The best way to provide feedback is making sure the employee knows it before the supervisor, and before it’s too late. Timely feedback can be done when the information and the performance are online and accessible to everyone involved. Measures can be done by the employee himself, or through IT. For example, online retail agencies can provide to employees with online information about customer satisfaction, delays or errors so that employees can adjust the service accordingly. Many companies have 5 stand-up minutes to talk about issues and potential solutions.

Win-win

Performance measurement should be a tool to improve the team and organizational performance, not to blame employees or justify layoffs. It should help to know why a process is failing and what can we do about it, no matter who. So every measurement should not be used along with a root cause analysis and follow-up method.

Feedback at the gemba

A performance appraisal tends to be so formal that is never done on the work floor but inside an office or meeting room. As it is not the normal workplace for the employee, it can be more stressful. If it is done on the workshop, it allows for a more direct discussion. It allows for a psychological safety for the employee, which promotes more innovation and reduces the sense of failure. You can even find more solutions on the floor than in a meeting room or a cold management report. As Edwards Deming would say, successful companies must also manage what cannot be measured (the data-invisible elements).

A performance appraisal or any type of measurement is not bad per se, what matters is what you do with them. Good luck!!

Robert Mitchell

As a Baldrige Examiner, I like to begin my roundtable discussions with a review of the Baldrige Criteria. Category 5 of the Criteria focuses on the Workforce. The Workforce category asks how the organization assesses Workforce Capability and Capacity needs and builds a workforce environment conducive to Engagement and High Performance. The Baldrige Criteria defines High Performance as ever-higher levels of overall organizational and individual performance, including quality, productivity, innovation rate and cycle time.

High performance results in improved service and value for customers and other stakeholders. High performance stems from and enhances workforce engagement. Some characteristics about workforce high performance:

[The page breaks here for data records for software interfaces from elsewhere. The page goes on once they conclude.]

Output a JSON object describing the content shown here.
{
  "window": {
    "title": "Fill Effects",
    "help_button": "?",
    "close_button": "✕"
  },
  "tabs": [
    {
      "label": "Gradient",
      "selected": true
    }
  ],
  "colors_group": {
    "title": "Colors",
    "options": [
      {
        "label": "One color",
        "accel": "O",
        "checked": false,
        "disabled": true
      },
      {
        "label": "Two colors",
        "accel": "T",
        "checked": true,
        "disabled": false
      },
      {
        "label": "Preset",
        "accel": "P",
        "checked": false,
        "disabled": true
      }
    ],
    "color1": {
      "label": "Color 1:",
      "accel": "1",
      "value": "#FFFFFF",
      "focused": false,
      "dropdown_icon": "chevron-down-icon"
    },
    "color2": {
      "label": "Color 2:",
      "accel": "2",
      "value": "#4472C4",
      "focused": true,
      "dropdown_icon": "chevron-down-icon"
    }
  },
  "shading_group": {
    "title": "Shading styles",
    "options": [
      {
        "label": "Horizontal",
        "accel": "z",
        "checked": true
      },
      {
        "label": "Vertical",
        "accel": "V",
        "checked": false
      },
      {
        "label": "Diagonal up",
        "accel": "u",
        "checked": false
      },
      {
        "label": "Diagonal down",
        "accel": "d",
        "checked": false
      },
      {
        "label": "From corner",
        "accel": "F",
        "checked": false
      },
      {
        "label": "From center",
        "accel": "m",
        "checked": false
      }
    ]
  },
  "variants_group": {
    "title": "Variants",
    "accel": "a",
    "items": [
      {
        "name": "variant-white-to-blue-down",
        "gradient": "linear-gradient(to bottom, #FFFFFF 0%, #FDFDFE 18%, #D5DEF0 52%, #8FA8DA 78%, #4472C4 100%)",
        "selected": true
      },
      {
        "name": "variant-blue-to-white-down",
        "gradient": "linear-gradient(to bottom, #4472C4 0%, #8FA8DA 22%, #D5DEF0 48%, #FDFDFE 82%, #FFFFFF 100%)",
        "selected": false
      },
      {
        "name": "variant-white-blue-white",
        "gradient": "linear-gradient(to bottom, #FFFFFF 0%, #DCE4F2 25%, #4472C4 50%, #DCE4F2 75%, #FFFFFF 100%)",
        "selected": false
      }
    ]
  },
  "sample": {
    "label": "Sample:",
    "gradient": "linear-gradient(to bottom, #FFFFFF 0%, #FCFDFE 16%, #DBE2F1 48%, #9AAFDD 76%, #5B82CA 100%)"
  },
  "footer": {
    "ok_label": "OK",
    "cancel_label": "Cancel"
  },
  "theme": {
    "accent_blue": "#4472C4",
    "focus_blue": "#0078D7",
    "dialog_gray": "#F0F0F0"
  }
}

  • It involves cooperation between management and the workforce; cooperation among work groups and teams; empowerment of employees and building personal accountability.
  • It may involve learning to build individual and organizational skills; creating flexible job design; decentralized decision making and making decisions closest to the front line.

My career experience, and observations of applicants to state and national quality programs using the Baldrige Criteria has revealed six key processes necessary to effectively encourage high performance:

  1. A Formal on-boarding as part of the New Employee Orientation process
  2. Providing immediate, open and honest feedback
  3. Regular, periodic “pulse” surveys to measure employee satisfaction and engagement
  4. Frank, two-way skip-level meetings between management and its people
  5. A Career Pathing process to manage employee progression
  6. A Learning & Development System that supports organizational needs and employee development
  7. Systems & Structures supporting compensation, benefits and policies, rewards, recognition, as well as incentives to encourage continuous improvement, intelligent risk-taking, innovation and customer focus.

For more information about these key business and workforce processes, I highly recommend learning about the Baldrige Excellence Framework and attending Baldrige Evaluator training.